Free trade is trade between countries without protective tariffs… Read more in our article

Free trade is trade between countries without protective tariffs, quotas on imports or exports, or other types of restrictions.

A free trade agreement is an arrangement between countries in which trade in products and services is agreed to pass without restrictions between them. A free trade area is an area in which countries have agreed not to restrict trade and/or limit the imposition of tariffs and quotas.

North America is one of the largest free trade zones in the world. It was formed by the North American Free Trade Agreement (NAFTA) it had concluded by Canada, the United States, and Mexico on 1 January 1994.

Through the North American Free Trade Agreement, North American countries agreed to encourage trade across their borders. The United States is also a member of the CAFTA-DR Free Trade Area, which includes the Central American nations of Costa Rica, El Salvador, Guatemala, Honduras, Nicaragua, and the Dominican Republic.

In addition, the United States has free trade agreements with Australia, Bahrain, Chile, Jordan, Morocco, Oman, Peru, and Singapore, and agreements have been signed but not implemented by Congress with the countries of South Korea, Colombia, and Panama.

Another free trade area is ASEAN and China (Association of Southeast Asian Nations). Its member states include Indonesia, Brunei Darussalam, Cambodia, Laos, Malaysia, Myanmar, the Philippines, Singapore, Thailand, Vietnam and the People’s Republic of China.

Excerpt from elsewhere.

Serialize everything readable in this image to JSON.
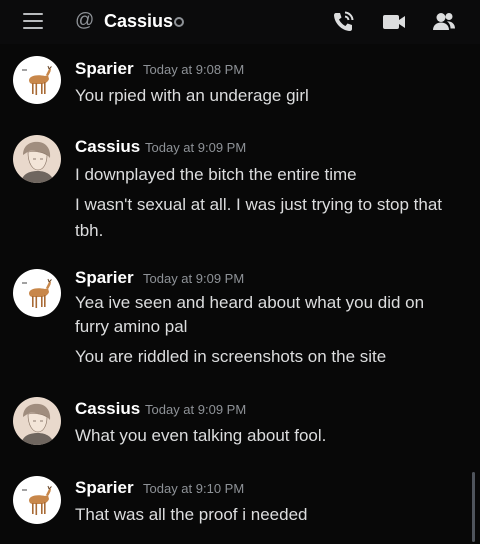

ASEAN became a free trade area in 1992. The ASEAN-China Free Trade Area came into being on January 1, 2010. The ASEAN-India Association came into force on the same day.